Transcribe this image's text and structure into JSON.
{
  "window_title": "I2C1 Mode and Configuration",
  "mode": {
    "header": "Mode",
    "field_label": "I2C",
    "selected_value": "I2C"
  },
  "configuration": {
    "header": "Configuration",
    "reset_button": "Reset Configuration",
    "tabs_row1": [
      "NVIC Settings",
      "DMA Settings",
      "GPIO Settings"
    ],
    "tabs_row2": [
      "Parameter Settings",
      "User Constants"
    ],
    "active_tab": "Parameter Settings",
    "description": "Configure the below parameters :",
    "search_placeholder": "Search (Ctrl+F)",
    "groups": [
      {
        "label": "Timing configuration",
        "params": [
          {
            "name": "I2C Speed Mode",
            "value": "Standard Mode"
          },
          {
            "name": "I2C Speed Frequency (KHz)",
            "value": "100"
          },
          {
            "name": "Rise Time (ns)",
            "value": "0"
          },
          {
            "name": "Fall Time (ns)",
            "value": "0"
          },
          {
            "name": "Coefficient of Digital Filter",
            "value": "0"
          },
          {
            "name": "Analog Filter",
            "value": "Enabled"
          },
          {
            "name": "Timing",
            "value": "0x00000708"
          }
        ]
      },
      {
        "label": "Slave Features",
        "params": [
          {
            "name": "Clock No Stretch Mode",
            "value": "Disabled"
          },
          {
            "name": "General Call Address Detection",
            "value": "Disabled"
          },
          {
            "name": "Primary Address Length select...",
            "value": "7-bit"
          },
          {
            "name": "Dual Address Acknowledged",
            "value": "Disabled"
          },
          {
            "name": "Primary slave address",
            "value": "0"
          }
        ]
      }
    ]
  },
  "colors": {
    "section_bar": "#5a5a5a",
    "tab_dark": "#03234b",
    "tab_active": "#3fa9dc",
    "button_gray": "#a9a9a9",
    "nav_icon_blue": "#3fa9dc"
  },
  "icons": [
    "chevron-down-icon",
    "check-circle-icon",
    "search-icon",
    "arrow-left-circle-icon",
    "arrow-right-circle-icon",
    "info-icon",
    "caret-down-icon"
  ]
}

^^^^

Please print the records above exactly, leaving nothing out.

■ **ANSWER BOX**
Transcribe this image's text and structure into JSON.
{
  "window_title": "I2C1 Mode and Configuration",
  "mode": {
    "header": "Mode",
    "field_label": "I2C",
    "selected_value": "I2C"
  },
  "configuration": {
    "header": "Configuration",
    "reset_button": "Reset Configuration",
    "tabs_row1": [
      "NVIC Settings",
      "DMA Settings",
      "GPIO Settings"
    ],
    "tabs_row2": [
      "Parameter Settings",
      "User Constants"
    ],
    "active_tab": "Parameter Settings",
    "description": "Configure the below parameters :",
    "search_placeholder": "Search (Ctrl+F)",
    "groups": [
      {
        "label": "Timing configuration",
        "params": [
          {
            "name": "I2C Speed Mode",
            "value": "Standard Mode"
          },
          {
            "name": "I2C Speed Frequency (KHz)",
            "value": "100"
          },
          {
            "name": "Rise Time (ns)",
            "value": "0"
          },
          {
            "name": "Fall Time (ns)",
            "value": "0"
          },
          {
            "name": "Coefficient of Digital Filter",
            "value": "0"
          },
          {
            "name": "Analog Filter",
            "value": "Enabled"
          },
          {
            "name": "Timing",
            "value": "0x00000708"
          }
        ]
      },
      {
        "label": "Slave Features",
        "params": [
          {
            "name": "Clock No Stretch Mode",
            "value": "Disabled"
          },
          {
            "name": "General Call Address Detection",
            "value": "Disabled"
          },
          {
            "name": "Primary Address Length select...",
            "value": "7-bit"
          },
          {
            "name": "Dual Address Acknowledged",
            "value": "Disabled"
          },
          {
            "name": "Primary slave address",
            "value": "0"
          }
        ]
      }
    ]
  },
  "colors": {
    "section_bar": "#5a5a5a",
    "tab_dark": "#03234b",
    "tab_active": "#3fa9dc",
    "button_gray": "#a9a9a9",
    "nav_icon_blue": "#3fa9dc"
  },
  "icons": [
    "chevron-down-icon",
    "check-circle-icon",
    "search-icon",
    "arrow-left-circle-icon",
    "arrow-right-circle-icon",
    "info-icon",
    "caret-down-icon"
  ]
}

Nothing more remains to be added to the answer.